The minister, who will submit the budget to parliament on Wednesday, is expected to aim to convince credit rating agencies that he is not about to loosen the purse strings ahead of South Africa's general elections on May 7.
The consensus of 17 economists polled by Reuters is for Gordhan to announce a deficit of 4.2 percent of gross domestic product for the 2014/15 year, which begins on April 1, slightly wider than the 4.1 percent target in October.
President Jacob Zuma's ANC government is under pressure to increase social spending for millions of mainly black people who are still in poverty two decades after the end of white apartheid rule.
“We do not expect (the budget) to deliver any major shocks, notwithstanding how close to the 2014 national elections it occurs,” Standard Bank said in a note.
“Government will be under pressure to deliver an 'election budget'. However, given persistent fiscal slippage, a weak growth outlook and thus diminishing fiscal flexibility, it is simultaneously subject to intense scrutiny from the major rating agencies,” the note added.
Moody's and Standard & Poor's have put South Africa on negative watch for a possible ratings downgrade in future, while Fitch confirmed its stable rating outlook in December, provided the government broadly sticks to the spending plans it laid out in October.
“There is a good chance that the deficit is actually better than this, because revenues have been doing well,” said Razia Khan, a London-based economist at Standard Chartered.
Even so, a weak rand could force Gordhan to cut growth forecasts, while pushing foreign debt servicing costs higher.
Both the finance ministry and the Reserve Bank had previously expected GDP to grow 3 percent for 2014.
The central bank in January cut that forecast to 2.8 percent, and Gordhan is expected to make a similar reduction.
The rand was trading at more than 11 per dollar as recently as last weak, although it regained some of its footing on Monday as some traders unwound long dollar positions.
The South African Reserve Bank last month joined its emerging market peers in tightening monetary policy - raising interest rates by 50 basis points to 5.5 percent to ward off inflation pressures stemming from the weaker currency.

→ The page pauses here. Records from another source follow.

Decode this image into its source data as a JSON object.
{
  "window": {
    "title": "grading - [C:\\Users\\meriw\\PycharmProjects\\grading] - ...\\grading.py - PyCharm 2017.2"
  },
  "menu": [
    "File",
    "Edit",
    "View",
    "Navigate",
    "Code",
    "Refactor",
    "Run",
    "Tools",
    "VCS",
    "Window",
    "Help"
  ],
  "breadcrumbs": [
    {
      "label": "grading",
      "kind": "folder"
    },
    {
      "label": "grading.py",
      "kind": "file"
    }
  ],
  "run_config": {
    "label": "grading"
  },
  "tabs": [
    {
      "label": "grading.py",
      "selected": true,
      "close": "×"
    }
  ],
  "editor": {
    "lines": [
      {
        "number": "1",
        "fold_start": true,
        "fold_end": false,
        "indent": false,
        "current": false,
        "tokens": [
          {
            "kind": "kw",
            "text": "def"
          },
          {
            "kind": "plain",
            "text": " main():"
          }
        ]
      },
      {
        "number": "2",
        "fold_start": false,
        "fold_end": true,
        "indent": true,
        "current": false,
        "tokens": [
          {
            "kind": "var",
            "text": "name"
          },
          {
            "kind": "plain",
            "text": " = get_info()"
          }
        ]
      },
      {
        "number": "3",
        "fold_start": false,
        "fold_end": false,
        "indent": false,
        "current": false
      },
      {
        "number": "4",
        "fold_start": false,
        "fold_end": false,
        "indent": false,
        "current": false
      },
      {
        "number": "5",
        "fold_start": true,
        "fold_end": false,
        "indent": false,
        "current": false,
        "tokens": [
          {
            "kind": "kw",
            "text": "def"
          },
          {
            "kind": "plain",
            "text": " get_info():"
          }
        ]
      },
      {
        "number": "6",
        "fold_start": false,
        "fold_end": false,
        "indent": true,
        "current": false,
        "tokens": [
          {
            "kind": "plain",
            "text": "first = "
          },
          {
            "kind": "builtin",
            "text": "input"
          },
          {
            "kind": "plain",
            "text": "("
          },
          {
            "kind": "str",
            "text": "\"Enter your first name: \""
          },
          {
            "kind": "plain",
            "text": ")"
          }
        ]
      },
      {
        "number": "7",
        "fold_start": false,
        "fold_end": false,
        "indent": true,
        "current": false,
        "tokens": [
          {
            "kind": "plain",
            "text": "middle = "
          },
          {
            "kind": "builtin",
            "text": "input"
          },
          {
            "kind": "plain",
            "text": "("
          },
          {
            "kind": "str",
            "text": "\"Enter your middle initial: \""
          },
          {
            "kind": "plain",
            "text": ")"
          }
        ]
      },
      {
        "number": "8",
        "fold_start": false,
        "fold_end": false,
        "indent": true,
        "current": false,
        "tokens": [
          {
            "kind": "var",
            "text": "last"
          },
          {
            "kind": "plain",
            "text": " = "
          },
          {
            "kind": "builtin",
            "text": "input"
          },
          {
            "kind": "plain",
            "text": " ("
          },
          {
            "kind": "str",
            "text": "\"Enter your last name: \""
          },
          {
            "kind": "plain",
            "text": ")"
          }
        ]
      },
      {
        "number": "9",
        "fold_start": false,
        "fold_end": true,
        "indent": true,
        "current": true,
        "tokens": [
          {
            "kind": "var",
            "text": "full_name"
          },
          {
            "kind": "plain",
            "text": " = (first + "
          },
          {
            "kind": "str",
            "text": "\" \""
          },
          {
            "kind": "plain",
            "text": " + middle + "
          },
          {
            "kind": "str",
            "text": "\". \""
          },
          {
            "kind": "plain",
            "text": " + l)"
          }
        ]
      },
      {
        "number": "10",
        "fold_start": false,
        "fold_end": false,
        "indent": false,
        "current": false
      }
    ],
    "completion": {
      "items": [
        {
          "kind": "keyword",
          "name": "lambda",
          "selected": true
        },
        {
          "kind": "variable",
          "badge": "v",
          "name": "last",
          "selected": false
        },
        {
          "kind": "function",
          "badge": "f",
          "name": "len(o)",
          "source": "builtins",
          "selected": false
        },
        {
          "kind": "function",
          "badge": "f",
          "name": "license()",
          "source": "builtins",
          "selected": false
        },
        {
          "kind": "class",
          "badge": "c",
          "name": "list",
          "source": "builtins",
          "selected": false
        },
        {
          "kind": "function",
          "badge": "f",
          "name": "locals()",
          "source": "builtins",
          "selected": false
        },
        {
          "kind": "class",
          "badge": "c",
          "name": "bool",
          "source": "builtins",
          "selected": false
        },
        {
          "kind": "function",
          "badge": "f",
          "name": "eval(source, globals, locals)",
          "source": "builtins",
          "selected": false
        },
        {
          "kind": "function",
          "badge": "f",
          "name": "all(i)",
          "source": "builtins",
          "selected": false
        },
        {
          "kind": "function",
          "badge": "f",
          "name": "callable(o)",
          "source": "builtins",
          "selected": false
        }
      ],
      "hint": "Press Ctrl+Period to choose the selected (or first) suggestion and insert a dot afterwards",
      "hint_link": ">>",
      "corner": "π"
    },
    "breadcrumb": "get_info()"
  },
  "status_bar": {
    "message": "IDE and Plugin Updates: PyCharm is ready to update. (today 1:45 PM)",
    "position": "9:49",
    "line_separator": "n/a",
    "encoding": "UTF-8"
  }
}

The rate hike will hit consumers already struggling with high debt levels, resulting in less spending in an economy struggling to grow since a 2009 recession. - Reuters